» INPUT DATA:
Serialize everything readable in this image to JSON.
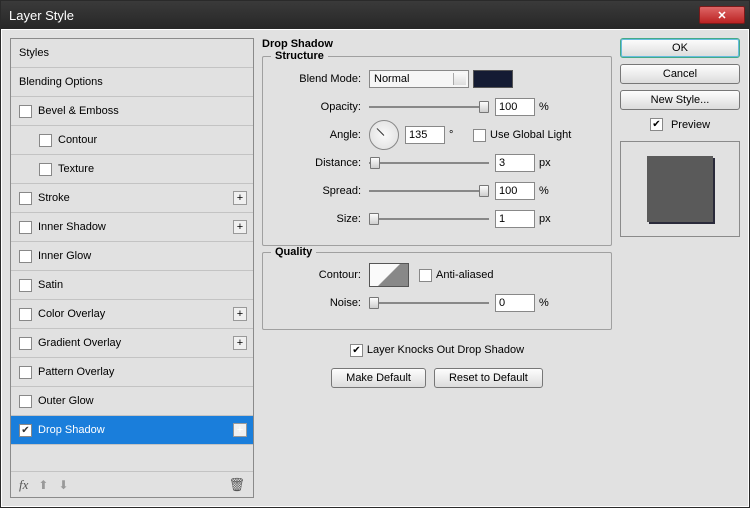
{
  "window": {
    "title": "Layer Style"
  },
  "left": {
    "styles_label": "Styles",
    "blending_label": "Blending Options",
    "items": [
      {
        "label": "Bevel & Emboss",
        "checked": false,
        "plus": false
      },
      {
        "label": "Contour",
        "checked": false,
        "indent": true
      },
      {
        "label": "Texture",
        "checked": false,
        "indent": true
      },
      {
        "label": "Stroke",
        "checked": false,
        "plus": true
      },
      {
        "label": "Inner Shadow",
        "checked": false,
        "plus": true
      },
      {
        "label": "Inner Glow",
        "checked": false
      },
      {
        "label": "Satin",
        "checked": false
      },
      {
        "label": "Color Overlay",
        "checked": false,
        "plus": true
      },
      {
        "label": "Gradient Overlay",
        "checked": false,
        "plus": true
      },
      {
        "label": "Pattern Overlay",
        "checked": false
      },
      {
        "label": "Outer Glow",
        "checked": false
      },
      {
        "label": "Drop Shadow",
        "checked": true,
        "plus": true,
        "selected": true
      }
    ],
    "fx_label": "fx"
  },
  "center": {
    "title": "Drop Shadow",
    "structure": {
      "legend": "Structure",
      "blend_mode_label": "Blend Mode:",
      "blend_mode_value": "Normal",
      "swatch_color": "#141b33",
      "opacity_label": "Opacity:",
      "opacity_value": "100",
      "opacity_unit": "%",
      "angle_label": "Angle:",
      "angle_value": "135",
      "angle_unit": "°",
      "global_light_label": "Use Global Light",
      "global_light_checked": false,
      "distance_label": "Distance:",
      "distance_value": "3",
      "distance_unit": "px",
      "spread_label": "Spread:",
      "spread_value": "100",
      "spread_unit": "%",
      "size_label": "Size:",
      "size_value": "1",
      "size_unit": "px"
    },
    "quality": {
      "legend": "Quality",
      "contour_label": "Contour:",
      "aa_label": "Anti-aliased",
      "aa_checked": false,
      "noise_label": "Noise:",
      "noise_value": "0",
      "noise_unit": "%"
    },
    "knockout_label": "Layer Knocks Out Drop Shadow",
    "knockout_checked": true,
    "make_default": "Make Default",
    "reset_default": "Reset to Default"
  },
  "right": {
    "ok": "OK",
    "cancel": "Cancel",
    "new_style": "New Style...",
    "preview_label": "Preview",
    "preview_checked": true
  }
}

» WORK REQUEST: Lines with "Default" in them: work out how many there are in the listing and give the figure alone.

» OUTPUT OF THE EXERCISE: 2